Rowe said he’s never covered a player who is physically comparable to Graham in a game, but going against Rob Gronkowski in practice is similar. At 6-7, Graham towers over cornerbacks. But, as Rowe said, every inch counts.

“If the quarterback wants to throw it up in the air, at least I’ll challenge the ball, other than him just catching over [me] if I were like 5-9 or something, just catching over my head,” Rowe said. “I’ve got long arms, so he’s going to have to go over, some extra just to get over me, so that does give me like, not an advantage, but it helps me a lot.”

That’s not to say the Patriots haven’t trusted Ryan against bigger receivers. He has covered Larry Fitzgerald (6-3), Terrelle Pryor (6-6), and A.J. Green (6-4), among others, this season.

Neither player sees it as a competition, but both know Sunday presents an opportunity to impress.

“I’m just going to try to have my best games in the biggest games and I feel like this is a big one,” Ryan said.

Hogan questionable

Wide receiver Chris Hogan was added to the injury report Friday after he was surprisingly absent from the team’s shells-and-sweats workout in the morning.

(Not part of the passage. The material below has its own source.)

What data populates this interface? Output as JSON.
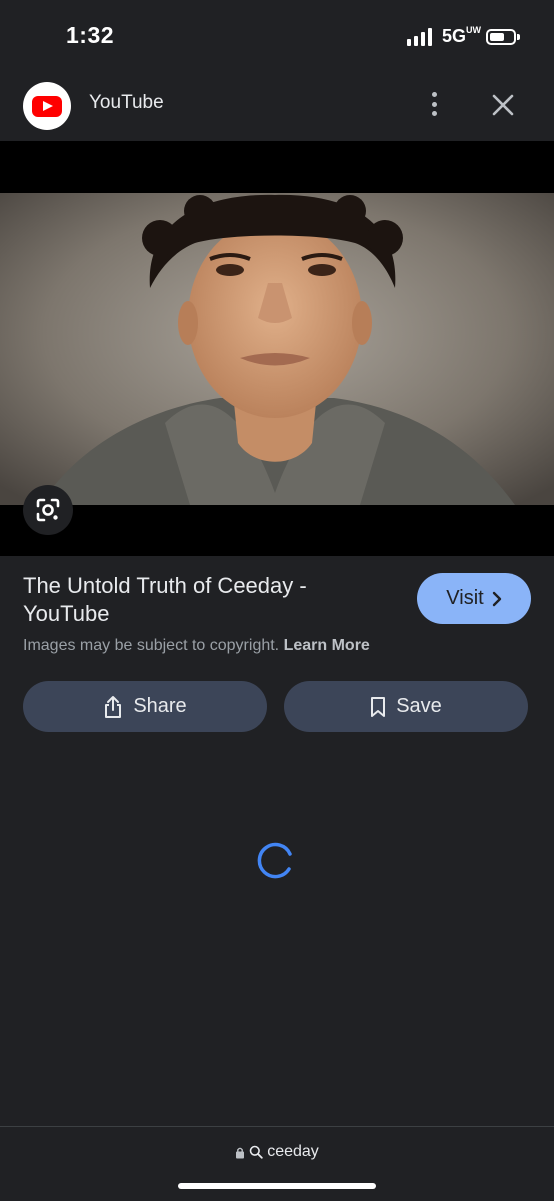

Hogan has a back injury and is questionable for Sunday.

Defensive end Chris Long also was missing at practice, but his absence was unrelated to an injury.

The three players who have been on the injury report all week — tight end Martellus Bennett (ankle), defensive tackle Alan Branch (back), and receiver Julian Edelman (foot) — were all limited in practice and listed as questionable.

Running back Dion Lewis, who will be activated from the 53-man roster before Saturday’s 4 p.m. deadline, continued to practice with the team.

Maine man

Linebacker Trevor Bates, signed to the practice squad Monday, is the only New England Patriot from, well, New England.

Bates, who grew up in Westbrook, Maine, and played for the University of Maine, was released by the Colts Oct. 13. He tried out for the Patriots and the Lions and couldn’t have been happier when he got the call from his home team.

“It worked out well for me,” he said. “I get to come back home and play ball for one of the greatest organizations in the league.”

Bates was giddy, chatting with reporters Wednesday about how well-wishing Mainers have been blowing up his phone all week.

“The support, the support, man, that I get is amazing,” he said. “Maine coaches players, friends, family, other people from Maine, everyone’s rooting for me and everyone’s supporting me and I’m just very grateful and want to make the most of the opportunity.”

Just going to work at Gillette Stadium seemed like a dream come true.

“I think it adds an extra sense of pride just stepping on the field and being able to play for your hometeam and represent New England, represent Maine, all the states in New England,” Bates said.

Did he love rooting for the Patriots as a kid?

“Not quite,” Bates said quietly. “I was a Philly fan. It is what it is.”


Nora Princiotti can be reached at nora.princiotti@globe.com
Follow her on Twitter at @NoraPrinciotti.